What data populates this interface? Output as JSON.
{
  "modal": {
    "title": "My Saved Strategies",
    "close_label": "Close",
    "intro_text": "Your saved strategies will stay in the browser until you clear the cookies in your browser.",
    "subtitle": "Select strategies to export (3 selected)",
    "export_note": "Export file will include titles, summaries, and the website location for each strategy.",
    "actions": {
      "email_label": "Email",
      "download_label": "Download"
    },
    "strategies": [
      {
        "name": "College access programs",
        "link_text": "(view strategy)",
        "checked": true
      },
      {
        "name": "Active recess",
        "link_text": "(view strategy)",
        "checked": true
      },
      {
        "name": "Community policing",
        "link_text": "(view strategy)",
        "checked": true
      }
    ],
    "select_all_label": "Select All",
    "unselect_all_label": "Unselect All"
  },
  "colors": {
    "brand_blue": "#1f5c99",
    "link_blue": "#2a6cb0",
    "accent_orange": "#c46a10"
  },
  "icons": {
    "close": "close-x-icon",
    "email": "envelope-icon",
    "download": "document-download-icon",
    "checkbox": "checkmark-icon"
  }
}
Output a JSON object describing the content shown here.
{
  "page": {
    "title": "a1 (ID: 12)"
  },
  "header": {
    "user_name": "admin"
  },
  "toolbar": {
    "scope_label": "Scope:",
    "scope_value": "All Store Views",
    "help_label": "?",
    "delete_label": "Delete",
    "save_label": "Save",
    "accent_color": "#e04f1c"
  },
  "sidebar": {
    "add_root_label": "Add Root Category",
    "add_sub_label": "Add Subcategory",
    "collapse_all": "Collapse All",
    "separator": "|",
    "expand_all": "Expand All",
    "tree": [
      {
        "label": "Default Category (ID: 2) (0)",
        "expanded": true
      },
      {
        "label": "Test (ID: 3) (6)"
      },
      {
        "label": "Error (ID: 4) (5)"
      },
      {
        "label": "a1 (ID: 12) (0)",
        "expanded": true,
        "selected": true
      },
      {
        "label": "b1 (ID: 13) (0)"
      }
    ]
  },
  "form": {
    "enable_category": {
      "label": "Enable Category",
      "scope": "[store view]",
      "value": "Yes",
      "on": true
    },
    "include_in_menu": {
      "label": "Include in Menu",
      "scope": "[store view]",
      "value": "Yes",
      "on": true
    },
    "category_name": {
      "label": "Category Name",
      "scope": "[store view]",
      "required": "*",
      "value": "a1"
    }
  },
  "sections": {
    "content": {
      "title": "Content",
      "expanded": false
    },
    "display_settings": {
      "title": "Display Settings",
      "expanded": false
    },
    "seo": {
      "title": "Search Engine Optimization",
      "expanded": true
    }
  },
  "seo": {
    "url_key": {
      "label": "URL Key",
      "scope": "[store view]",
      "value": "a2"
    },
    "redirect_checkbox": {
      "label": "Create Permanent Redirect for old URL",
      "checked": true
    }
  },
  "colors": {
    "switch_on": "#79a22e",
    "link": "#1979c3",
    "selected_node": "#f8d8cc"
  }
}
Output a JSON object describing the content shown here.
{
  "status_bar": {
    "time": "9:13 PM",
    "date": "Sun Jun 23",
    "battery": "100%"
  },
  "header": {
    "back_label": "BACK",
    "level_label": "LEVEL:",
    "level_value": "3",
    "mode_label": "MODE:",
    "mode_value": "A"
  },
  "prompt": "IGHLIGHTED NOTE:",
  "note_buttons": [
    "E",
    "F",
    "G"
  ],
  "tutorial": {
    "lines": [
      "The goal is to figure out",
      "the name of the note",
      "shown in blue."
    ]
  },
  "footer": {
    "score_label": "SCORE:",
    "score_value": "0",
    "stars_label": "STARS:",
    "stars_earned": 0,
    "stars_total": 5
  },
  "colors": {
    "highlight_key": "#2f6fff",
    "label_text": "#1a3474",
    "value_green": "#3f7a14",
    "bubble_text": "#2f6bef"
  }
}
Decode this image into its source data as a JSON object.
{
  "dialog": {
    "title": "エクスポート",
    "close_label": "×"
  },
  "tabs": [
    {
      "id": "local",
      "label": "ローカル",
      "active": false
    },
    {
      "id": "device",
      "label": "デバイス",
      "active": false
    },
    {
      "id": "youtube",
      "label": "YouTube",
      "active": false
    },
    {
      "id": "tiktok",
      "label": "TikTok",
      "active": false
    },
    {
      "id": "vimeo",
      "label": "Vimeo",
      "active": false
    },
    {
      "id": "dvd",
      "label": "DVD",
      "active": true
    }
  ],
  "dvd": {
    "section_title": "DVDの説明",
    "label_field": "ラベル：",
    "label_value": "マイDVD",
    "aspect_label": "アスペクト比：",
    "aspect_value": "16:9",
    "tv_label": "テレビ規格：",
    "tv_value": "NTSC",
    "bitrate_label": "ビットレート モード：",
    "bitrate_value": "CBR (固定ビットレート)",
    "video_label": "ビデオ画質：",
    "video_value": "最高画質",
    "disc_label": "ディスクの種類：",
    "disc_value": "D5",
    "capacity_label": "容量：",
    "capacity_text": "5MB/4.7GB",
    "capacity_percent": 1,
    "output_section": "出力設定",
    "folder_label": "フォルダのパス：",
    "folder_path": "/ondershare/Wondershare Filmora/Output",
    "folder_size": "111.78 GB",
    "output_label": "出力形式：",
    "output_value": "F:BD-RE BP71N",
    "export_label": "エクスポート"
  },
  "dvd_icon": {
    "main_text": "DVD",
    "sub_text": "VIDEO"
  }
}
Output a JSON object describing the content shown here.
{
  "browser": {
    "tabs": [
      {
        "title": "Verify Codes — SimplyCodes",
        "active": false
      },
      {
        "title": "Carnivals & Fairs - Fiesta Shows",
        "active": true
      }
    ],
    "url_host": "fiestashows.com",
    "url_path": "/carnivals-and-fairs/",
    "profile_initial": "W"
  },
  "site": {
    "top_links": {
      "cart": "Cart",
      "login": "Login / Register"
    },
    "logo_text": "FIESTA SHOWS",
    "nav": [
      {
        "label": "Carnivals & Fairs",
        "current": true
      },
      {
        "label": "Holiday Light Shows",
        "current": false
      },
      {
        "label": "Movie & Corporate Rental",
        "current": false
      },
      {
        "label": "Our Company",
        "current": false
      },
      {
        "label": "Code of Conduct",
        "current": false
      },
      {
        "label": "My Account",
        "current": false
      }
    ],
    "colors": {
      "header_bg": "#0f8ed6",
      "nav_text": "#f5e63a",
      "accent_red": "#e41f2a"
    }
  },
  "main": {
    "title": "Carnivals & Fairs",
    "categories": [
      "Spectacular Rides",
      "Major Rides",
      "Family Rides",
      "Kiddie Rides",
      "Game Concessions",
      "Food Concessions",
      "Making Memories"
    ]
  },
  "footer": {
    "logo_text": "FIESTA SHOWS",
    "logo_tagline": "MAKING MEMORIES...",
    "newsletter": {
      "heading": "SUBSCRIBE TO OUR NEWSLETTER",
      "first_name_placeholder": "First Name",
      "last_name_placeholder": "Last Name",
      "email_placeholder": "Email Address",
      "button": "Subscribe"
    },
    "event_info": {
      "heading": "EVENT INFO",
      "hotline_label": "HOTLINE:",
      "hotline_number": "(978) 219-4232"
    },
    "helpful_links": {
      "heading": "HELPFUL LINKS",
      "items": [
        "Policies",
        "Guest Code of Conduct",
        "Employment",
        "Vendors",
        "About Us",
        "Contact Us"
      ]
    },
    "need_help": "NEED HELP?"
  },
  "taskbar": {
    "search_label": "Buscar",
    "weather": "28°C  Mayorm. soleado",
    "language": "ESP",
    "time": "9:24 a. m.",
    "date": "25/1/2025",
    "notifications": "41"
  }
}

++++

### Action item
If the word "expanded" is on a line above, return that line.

### Response to this exercise
        "expanded": true
        "expanded": true,
      "expanded": false
      "expanded": false
      "expanded": true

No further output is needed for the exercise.